The problem = Show all lines of the listing that hold the word "Group".

Data for the task =
+ + + + + + +

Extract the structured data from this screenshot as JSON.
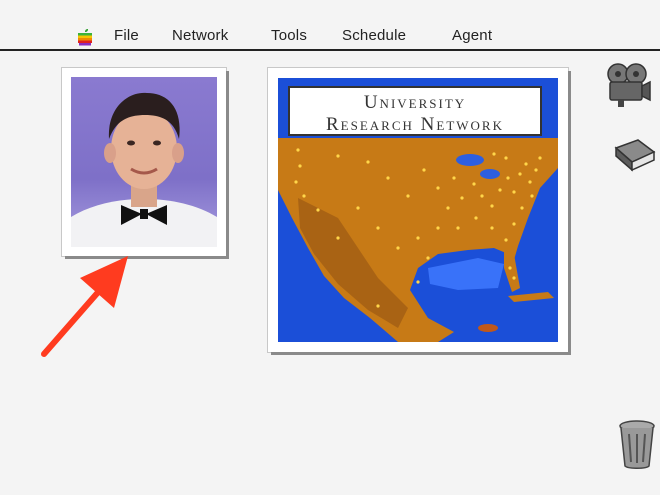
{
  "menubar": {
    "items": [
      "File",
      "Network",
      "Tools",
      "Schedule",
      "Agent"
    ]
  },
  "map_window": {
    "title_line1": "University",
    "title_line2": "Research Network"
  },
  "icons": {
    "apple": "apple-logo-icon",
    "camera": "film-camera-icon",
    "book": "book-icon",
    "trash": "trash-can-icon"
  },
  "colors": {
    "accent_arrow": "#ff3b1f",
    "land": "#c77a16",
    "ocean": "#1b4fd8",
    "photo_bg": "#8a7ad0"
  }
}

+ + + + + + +

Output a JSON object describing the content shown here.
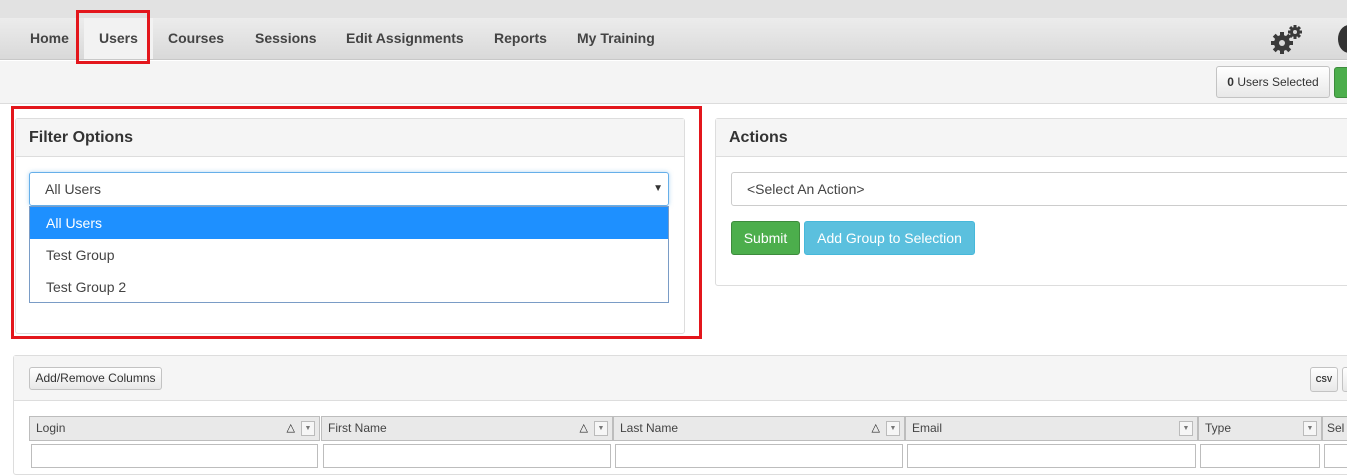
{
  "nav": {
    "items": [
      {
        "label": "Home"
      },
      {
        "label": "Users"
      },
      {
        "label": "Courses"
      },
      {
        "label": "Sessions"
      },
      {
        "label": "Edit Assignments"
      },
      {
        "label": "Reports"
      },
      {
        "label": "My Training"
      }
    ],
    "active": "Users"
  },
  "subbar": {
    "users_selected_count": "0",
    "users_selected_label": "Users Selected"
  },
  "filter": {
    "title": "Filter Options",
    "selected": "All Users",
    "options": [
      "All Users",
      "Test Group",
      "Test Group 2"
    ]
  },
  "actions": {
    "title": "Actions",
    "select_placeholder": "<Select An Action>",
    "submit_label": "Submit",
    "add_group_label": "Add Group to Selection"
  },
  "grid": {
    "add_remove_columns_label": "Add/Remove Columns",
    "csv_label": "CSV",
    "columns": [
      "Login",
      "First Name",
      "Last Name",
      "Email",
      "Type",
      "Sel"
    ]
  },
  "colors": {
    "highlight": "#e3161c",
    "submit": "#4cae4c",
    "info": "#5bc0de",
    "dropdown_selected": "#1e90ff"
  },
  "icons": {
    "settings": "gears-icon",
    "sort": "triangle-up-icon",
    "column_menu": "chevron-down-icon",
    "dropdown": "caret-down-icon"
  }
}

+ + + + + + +

Written reply =
      "Test Group",
      "Test Group 2"
    "add_group_label": "Add Group to Selection"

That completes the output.